As regular readers of this blog know well, prepaid cards have been the fastest-growing type of payment card in the U.S. for some years and the growth rate has almost certainly accelerated in the past year, as issuers have responded to the lowering of debit interchange fees by doing their best to drive consumers away from debit cards and toward credit and prepaid cards. To that end, some top-tier issuers — most notably American Express and Chase — have introduced new prepaid cards, which, unlike their predecessors, charge very few and low fees and blur the line between debit and prepaid.
But there is another big issuer of prepaid cards to which we have not paid any attention on this blog and it is time to do so. It is the government. The federal government and the state- and local-level governments are all administering miscellaneous prepaid card programs for the disbursement of government benefits and assistance to taxpayers. For example, prepaid cards can be used for the payment of Social Security, unemployment, disability and veterans’ benefits, pensions, worker’s compensation, emergency disaster relief and child support disbursements. And such programs account for a large share of the growth of prepaid cards. Let’s take a look at the numbers.
Government-Issued Prepaid Cards by the Numbers
In 2010, there were 90 government-administered federal, state, and local payment programs operating in 36 states, according to the Federal Reserve (this report does not include data for EBT payments). These programs distributed benefits to 20 million prepaid cards, which were used in more than one billion transactions at a total of $34.8 billion. We don’t have data for the total volume of general-purpose prepaid card transactions in 2010 to calculate the share of government-issued cards, but we do have data for 2009, which is shown in the table below (source):
So the government share of the general-purpose prepaid card market is huge and it doesn’t even include EBT payments (food stamps).
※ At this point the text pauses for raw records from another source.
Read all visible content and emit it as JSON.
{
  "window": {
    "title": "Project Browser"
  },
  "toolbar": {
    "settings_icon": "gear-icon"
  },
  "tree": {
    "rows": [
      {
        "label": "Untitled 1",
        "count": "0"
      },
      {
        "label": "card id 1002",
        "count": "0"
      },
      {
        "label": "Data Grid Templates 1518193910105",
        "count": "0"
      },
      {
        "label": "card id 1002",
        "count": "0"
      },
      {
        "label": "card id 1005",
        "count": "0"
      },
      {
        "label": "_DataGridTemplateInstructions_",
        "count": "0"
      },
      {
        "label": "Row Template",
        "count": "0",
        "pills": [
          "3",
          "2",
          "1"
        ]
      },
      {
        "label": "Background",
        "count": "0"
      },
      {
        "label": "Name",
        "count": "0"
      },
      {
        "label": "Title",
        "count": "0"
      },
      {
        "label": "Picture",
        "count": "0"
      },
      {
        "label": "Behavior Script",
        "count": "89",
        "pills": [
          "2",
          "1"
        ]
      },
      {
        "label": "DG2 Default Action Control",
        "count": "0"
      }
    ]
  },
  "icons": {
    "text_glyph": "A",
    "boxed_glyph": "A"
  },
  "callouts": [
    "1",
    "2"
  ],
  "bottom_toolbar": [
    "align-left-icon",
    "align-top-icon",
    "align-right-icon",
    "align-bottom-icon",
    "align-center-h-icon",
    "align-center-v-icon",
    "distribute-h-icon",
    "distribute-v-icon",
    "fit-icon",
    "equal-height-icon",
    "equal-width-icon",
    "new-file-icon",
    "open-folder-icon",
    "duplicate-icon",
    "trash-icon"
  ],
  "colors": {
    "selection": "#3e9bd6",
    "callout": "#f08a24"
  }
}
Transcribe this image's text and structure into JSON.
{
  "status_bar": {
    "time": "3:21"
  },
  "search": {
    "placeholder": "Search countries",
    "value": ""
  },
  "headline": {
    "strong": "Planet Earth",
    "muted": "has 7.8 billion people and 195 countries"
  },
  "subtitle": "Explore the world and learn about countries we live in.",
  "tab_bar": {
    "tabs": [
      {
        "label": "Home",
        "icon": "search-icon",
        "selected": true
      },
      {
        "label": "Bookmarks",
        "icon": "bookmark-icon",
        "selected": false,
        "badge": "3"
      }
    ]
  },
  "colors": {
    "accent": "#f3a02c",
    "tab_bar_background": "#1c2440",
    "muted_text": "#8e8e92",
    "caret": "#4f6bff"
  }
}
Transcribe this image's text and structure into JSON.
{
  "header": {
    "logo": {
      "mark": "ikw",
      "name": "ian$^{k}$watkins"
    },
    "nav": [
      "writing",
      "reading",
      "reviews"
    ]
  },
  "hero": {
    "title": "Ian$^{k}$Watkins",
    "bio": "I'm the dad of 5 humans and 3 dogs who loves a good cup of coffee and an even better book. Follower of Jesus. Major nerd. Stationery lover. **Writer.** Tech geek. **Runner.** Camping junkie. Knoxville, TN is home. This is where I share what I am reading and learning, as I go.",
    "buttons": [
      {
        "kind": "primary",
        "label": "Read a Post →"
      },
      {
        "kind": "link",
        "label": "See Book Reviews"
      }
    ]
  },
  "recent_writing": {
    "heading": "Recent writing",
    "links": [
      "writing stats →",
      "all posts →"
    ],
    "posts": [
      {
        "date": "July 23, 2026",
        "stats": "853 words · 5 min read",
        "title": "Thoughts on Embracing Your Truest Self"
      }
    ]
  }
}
Government-issued prepaid cards were used about equally in signature- and PIN-based transactions for both federal and state and local programs. Here is the breakdown:
Users of government-issued prepaid cards made 185.5 million ATM withdrawals at an average value of $179.04.
The average interchange fee — the per-transaction fee collected by the card issuer — on government-issued prepaid cards was $0.30, which was lower than the prepaid average ($0.40) by a quarter. Here is the breakdown by transaction type and government level:
The average ATM fees charged by the ATM operators to the card issuers averaged $0.60, or 0.4 percent of the average transaction amount:
In 2010, cardholders paid $9.69 in fees, on average, or 0.3 percent of the distributed dollar amount for the year:
Only one issuer charged a fee for purchase transactions ($0.17 per transaction, on average). Other usage fees varied widely, as they do in non-government-issued prepaid cards. For example, balance inquiries ranged from $0.00 to $2.95, penalty fees could be anywhere from $0.00 to $20.00 and ATM withdrawals could cost from $0.00 to $1.75 (all fees were charged on a per-occurrence basis).
The government, in its various forms, was by far the biggest issuer of prepaid cards in the U.S. in 2010 and its market share may have increased since then, due to the persistently high unemployment rate, which keeps a large number of Americans reliant on government benefits. And in most cases, prepaid cards are replacing checks and vouchers as the primary vehicle for the disbursement of these funds.
Image credit: Elnuevosol.net.